What is needed: Go through the records and extract every line with the word "number".

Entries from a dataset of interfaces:
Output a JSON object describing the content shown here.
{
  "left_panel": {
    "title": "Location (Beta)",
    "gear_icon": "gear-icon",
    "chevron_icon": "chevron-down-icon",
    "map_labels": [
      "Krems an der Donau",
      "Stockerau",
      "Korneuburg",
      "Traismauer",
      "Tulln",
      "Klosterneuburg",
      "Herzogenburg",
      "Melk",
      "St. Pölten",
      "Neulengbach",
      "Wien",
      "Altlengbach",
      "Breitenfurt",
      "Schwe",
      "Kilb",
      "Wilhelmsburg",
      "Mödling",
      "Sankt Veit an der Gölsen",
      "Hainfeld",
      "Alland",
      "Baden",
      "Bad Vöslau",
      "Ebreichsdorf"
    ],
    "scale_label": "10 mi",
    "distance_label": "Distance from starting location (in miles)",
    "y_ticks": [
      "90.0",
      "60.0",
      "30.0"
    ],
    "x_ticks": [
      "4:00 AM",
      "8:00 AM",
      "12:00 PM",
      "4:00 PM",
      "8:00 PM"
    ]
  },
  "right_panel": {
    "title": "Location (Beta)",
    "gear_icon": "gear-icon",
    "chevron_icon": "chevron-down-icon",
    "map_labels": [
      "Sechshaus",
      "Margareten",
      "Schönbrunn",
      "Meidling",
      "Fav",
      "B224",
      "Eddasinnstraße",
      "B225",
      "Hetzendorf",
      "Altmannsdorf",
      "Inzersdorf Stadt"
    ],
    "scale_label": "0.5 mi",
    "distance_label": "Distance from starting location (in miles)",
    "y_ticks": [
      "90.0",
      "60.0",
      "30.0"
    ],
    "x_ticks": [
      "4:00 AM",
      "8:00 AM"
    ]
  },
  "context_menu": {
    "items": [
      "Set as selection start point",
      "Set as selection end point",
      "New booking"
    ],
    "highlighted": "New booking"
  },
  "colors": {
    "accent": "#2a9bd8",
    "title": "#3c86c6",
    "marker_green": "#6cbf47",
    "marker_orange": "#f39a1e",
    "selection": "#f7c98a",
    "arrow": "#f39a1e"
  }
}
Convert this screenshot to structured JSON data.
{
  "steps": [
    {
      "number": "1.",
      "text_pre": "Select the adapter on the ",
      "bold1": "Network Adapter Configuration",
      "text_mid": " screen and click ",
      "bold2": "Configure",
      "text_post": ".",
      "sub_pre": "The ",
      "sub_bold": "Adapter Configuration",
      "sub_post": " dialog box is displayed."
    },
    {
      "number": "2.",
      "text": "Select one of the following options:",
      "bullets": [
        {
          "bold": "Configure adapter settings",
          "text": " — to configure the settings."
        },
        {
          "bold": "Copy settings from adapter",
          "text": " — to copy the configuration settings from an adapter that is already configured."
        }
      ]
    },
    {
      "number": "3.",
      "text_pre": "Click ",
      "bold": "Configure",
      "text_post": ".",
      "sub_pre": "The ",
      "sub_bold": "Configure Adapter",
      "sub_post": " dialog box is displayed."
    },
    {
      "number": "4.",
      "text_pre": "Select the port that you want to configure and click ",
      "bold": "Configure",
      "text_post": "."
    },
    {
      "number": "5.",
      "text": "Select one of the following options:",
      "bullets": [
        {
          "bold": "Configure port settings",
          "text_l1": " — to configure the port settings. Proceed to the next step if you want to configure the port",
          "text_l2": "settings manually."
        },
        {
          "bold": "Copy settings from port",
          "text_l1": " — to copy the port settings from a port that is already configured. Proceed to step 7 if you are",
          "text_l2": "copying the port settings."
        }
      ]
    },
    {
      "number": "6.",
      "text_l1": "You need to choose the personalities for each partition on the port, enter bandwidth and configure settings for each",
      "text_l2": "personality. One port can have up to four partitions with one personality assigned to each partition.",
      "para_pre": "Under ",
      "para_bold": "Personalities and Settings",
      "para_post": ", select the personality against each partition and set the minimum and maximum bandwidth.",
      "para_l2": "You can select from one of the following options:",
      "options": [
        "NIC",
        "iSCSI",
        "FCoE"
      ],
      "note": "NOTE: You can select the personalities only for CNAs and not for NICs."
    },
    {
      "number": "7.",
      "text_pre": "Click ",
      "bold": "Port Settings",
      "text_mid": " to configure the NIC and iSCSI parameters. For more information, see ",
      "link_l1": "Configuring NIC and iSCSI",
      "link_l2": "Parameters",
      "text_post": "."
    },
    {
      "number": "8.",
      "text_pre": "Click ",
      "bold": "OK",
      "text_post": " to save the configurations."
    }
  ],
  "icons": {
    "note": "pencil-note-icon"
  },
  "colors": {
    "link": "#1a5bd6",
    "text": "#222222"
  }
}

Exercise response:
      "number": "1.",
      "number": "2.",
      "number": "3.",
      "number": "4.",
      "number": "5.",
      "number": "6.",
      "number": "7.",
      "number": "8.",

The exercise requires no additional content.